▸ Exercise description:
Set down the material exactly. Keep every line.

▸ Input records:
=== Begin Enclosure ===
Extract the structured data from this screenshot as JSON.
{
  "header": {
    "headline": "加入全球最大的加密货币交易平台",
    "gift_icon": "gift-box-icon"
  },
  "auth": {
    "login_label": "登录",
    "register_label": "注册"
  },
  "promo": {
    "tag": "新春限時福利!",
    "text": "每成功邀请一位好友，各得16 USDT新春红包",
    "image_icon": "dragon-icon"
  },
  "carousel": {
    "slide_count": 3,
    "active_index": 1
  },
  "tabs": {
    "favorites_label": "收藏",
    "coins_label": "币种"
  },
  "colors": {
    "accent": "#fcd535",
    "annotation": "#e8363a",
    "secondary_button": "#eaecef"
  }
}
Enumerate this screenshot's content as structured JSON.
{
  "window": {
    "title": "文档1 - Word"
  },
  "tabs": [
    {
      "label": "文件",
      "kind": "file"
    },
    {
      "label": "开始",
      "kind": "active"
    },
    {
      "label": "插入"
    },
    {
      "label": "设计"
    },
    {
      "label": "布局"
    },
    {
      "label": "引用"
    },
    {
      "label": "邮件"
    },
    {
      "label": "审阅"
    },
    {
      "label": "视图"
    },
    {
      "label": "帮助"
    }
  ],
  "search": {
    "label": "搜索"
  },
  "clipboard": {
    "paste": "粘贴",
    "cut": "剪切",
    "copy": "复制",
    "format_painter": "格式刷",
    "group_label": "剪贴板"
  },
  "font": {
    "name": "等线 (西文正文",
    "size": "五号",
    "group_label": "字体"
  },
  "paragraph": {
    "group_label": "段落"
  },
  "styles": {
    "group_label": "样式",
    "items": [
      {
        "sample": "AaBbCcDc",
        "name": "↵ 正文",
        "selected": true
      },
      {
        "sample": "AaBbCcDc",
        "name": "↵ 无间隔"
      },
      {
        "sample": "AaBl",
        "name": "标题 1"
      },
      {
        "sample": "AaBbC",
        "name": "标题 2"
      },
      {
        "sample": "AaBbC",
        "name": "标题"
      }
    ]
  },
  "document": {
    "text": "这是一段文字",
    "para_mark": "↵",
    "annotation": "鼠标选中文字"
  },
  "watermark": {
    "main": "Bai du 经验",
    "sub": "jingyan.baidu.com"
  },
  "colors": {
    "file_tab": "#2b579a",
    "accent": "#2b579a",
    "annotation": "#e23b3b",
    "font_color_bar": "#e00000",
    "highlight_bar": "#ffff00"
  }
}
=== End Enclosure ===
▸ Task response:
Extract the structured data from this screenshot as JSON.
{
  "header": {
    "headline": "加入全球最大的加密货币交易平台",
    "gift_icon": "gift-box-icon"
  },
  "auth": {
    "login_label": "登录",
    "register_label": "注册"
  },
  "promo": {
    "tag": "新春限時福利!",
    "text": "每成功邀请一位好友，各得16 USDT新春红包",
    "image_icon": "dragon-icon"
  },
  "carousel": {
    "slide_count": 3,
    "active_index": 1
  },
  "tabs": {
    "favorites_label": "收藏",
    "coins_label": "币种"
  },
  "colors": {
    "accent": "#fcd535",
    "annotation": "#e8363a",
    "secondary_button": "#eaecef"
  }
}
Enumerate this screenshot's content as structured JSON.
{
  "window": {
    "title": "文档1 - Word"
  },
  "tabs": [
    {
      "label": "文件",
      "kind": "file"
    },
    {
      "label": "开始",
      "kind": "active"
    },
    {
      "label": "插入"
    },
    {
      "label": "设计"
    },
    {
      "label": "布局"
    },
    {
      "label": "引用"
    },
    {
      "label": "邮件"
    },
    {
      "label": "审阅"
    },
    {
      "label": "视图"
    },
    {
      "label": "帮助"
    }
  ],
  "search": {
    "label": "搜索"
  },
  "clipboard": {
    "paste": "粘贴",
    "cut": "剪切",
    "copy": "复制",
    "format_painter": "格式刷",
    "group_label": "剪贴板"
  },
  "font": {
    "name": "等线 (西文正文",
    "size": "五号",
    "group_label": "字体"
  },
  "paragraph": {
    "group_label": "段落"
  },
  "styles": {
    "group_label": "样式",
    "items": [
      {
        "sample": "AaBbCcDc",
        "name": "↵ 正文",
        "selected": true
      },
      {
        "sample": "AaBbCcDc",
        "name": "↵ 无间隔"
      },
      {
        "sample": "AaBl",
        "name": "标题 1"
      },
      {
        "sample": "AaBbC",
        "name": "标题 2"
      },
      {
        "sample": "AaBbC",
        "name": "标题"
      }
    ]
  },
  "document": {
    "text": "这是一段文字",
    "para_mark": "↵",
    "annotation": "鼠标选中文字"
  },
  "watermark": {
    "main": "Bai du 经验",
    "sub": "jingyan.baidu.com"
  },
  "colors": {
    "file_tab": "#2b579a",
    "accent": "#2b579a",
    "annotation": "#e23b3b",
    "font_color_bar": "#e00000",
    "highlight_bar": "#ffff00"
  }
}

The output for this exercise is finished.